Work Health and Safety Queensland has issued a safety alert highlighting the potential risks associated with the installation of concrete wall panels and outlining steps to address these risks, following the deaths of two construction workers on the $37m Brisbane Racing Club infield redevelopment in October. Yesterday, Queensland Police took the unusual step of arresting and charging an employer, Mr Claudio D'Alessandro, with manslaughter.
The workers were crushed between two concrete wall panels, weighing 11 tonnes, which fell over while one panel was being lifted into place by a crane. Work Health and Safety Queensland is still investigating the incident, and further prosecutions could follow, but the Government has already announced an audit of the State's work health and safety laws.
Although the Safety Alert was issued by Work Health and Safety Queensland, regulators across the country will be paying attention to the progress of this investigation, and anyone involved in a construction project at the moment should be reviewing their own operations, wherever they are.
Concrete panels: identifying the risks
The alert suggests that incidents like the one at Eagle Farm can occur because:
- the panels are not properly restrained at their base or because they are not properly braced across their face;
- the panels are knocked by other panels or by lifting equipment;
- workers do not have adequate means of escape from falling panels; and / or
- inadequate work procedures and environmental factors (eg. wind or soft ground).
Mitigating the risks of concrete panels

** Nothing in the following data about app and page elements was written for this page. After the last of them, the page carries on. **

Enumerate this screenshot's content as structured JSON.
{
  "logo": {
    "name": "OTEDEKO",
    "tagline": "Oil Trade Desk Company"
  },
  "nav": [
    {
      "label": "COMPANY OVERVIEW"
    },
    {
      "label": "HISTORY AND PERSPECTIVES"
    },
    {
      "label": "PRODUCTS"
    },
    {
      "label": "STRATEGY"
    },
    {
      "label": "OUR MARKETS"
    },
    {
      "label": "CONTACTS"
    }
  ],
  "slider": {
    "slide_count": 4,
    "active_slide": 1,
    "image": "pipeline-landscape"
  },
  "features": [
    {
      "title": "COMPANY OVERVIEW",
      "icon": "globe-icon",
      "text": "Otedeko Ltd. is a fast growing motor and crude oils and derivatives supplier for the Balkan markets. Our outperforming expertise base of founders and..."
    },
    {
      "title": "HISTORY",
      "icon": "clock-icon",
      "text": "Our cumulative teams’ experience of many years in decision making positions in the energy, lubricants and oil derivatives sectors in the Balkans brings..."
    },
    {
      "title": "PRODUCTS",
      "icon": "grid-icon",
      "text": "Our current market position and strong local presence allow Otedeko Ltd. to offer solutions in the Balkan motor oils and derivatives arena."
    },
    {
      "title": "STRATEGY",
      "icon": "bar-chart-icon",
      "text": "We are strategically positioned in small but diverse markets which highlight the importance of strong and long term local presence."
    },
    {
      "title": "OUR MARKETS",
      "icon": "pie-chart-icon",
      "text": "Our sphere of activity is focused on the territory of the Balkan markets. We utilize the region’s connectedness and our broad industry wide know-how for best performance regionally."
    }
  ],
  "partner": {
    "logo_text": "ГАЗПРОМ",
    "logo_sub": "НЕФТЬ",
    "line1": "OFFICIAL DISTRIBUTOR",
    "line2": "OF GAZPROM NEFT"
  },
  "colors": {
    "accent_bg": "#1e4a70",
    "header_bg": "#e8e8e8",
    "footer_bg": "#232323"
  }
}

To minimise the risk and prevent serious incidents, you need detailed planning tailored to your project. For example, you might need to develop a work plan that allows the panels to be installed or adjusted without having the workers in a pit, or design restraints to minimise the need for workers to manually manipulate the panels.
The Alert says that control measures to prevent pit collapse are essential; it suggests that this should be managed with the assistance of a geotechnical engineer.
If you're conducting a business or undertaking in the construction industry, you should also be aware of and comply with your obligations under the:
- Tilt-up and Pre-cast Construction Code of Practice 2003;
- AS 3850-2015: Prefabricated Concrete Elements;
- Work Health Safety Act 2011 (Qld); and
- Work Health and Safety Regulations 2011 (Qld);
or the equivalents in your State or Territory.
Risk mitigation more generally
Bear in mind that under the law, organisations are required to take a risk-based approach to safety. While alerts and codes of practice set out best practice approaches to reduce risk, organisations must still consult with their workers, health and safety representatives and sometimes external consultants in order to identify and appropriately manage risk.
If you are engaging contractors to perform construction work, organisations should also ensure they have appropriate contractor management systems in place to comply with the organisation's duties to subcontractors and their workers.
Review your operations ‒ and get ready for more change
For anyone involved in construction in Queensland (which includes engaging a construction company), the effect of this prosecution and Safety Alert is clear: review your operation immediately. A proper risk assessment should include an assessment of all foreseeable hazards, including less obvious ones like access and egress, fatigue, and impairment.
Even if you are not in Queensland, regulators will be paying close attention to the Safety Alert and could issue a similar one, or step up their own enforcement activities, so would be wise to run the rule over your own operations now.
More generally, these incidents highlight how important it is for duty holders to identify risks to their workers and others and take all reasonable steps to ensure a safe workplace, particularly in dangerous industries such as construction.
They also could usher in significant changes to work health and safety laws. After the deaths at the Eagle Farm Racecourse and the Dreamworld amusement park, the Queensland Government has announced it will audit the State's work health and safety laws, and consider introducing a new offence of gross negligence causing death and increasing penalties for workplace-related deaths and injuries. Again, regulators elsewhere will be paying close attention to these developments.